Health problems – Besides making us unhappy and miserable by themselves, these tend to drive away others who don’t necessarily want to share or be personally involved in our particular misfortunes.
Financial insecurity, poverty – How many older people do we know who are or were just barely getting by before the pandemic, before the recent wave of inflation hit? Millions I would judge! My heart aches for all of these folks! What is to be done for them?
Loss of independence – Many older folks such as myself must often change our residence, move into an assisted living facility, hire in-home help, move in with relatives or take such other extreme measures as are needed to keep us going through our old age. The independence we once enjoyed throughout most of our adult lives is now, or is about to be, lost forever.
OK, I’ve established plenty of ways for us old folks to be suffering. Big time! No argument there! Now let’s connect the dots and see if Zen can offer help and guidance on any of these!
On Loneliness –
Loneliness implies a desire, a desire for companionship, love, something we want to have, something we may have once had, but can no longer find. How can we follow the Eightfold Path to solve that one?
We must see clearly the truth of the matter, the suffering of loneliness lies only within ourselves, within our brains. The feeling of loneliness, the desire for companionship, the desire for loneliness to be swept away must all themselves be extinguished from our brains! A Zen practitioner might say, “Go outside and plant some roses!”
We should intend to live our lives, truthfully and faithfully, according to our deeply held principles and values while maintaining an external focus that takes our mind away from what may be bothering us on the inside.
Our ‘self talk’ and interactive speech with others should be directed to positive, constructive things. Things that make ourselves happy and that make the world happy, even if its just a teeny bit.
Get out and do ****. If you can’t get out, do it on the web like I’m doing.
If you are up to it, do some volunteer work or engage in some activity that is positive and beneficial to the external world.
For anything to happen, you must actually try. You must actually work at this ****. Like I’m doing here.
I have a lot of stuff I could be unhappy about or desirous of, but my focus at this moment is fully devoted to the task at hand, which is writing this article as best I can and sharing these Zen principles in a useful way. Moreover, I will certainly fail this exam if I don’t maintain 100% focused on getting this thing complete in the time allowed.
During this entire time I have been mindful of what I am trying to do here, mindful of the positive impact I may be having on others by choosing my words and ideas carefully so that you, my readers, may be able to see how the principles of Zen might be useful to you in everyday life.

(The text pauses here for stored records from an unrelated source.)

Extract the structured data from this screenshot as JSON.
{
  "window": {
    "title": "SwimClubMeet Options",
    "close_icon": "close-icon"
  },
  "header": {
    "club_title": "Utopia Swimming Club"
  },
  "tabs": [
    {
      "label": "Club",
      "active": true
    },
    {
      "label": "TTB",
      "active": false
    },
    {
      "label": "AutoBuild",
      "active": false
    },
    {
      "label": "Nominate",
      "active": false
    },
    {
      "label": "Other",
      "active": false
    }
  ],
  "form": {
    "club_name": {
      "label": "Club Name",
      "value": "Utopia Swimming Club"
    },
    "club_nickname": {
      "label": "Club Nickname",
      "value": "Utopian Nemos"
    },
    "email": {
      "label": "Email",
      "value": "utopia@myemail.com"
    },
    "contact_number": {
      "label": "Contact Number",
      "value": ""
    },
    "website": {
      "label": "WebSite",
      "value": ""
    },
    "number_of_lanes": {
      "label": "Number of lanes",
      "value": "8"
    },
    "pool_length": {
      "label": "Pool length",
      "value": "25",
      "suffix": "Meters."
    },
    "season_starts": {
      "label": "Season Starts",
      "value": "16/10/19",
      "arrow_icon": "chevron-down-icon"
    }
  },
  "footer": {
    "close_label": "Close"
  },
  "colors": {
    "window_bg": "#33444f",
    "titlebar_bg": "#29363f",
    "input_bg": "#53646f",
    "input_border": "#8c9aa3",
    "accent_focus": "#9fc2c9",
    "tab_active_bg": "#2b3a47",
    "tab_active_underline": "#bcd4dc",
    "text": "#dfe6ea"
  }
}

OK, my 90 minutes are about up. I’ve only covered one of the five kinds of suffering by old people like myself. With a little more time, I’m sure I could tie together Zen principles with the other four items listed. Or a hundred other ones. It doesn’t matter. Zen is that powerful!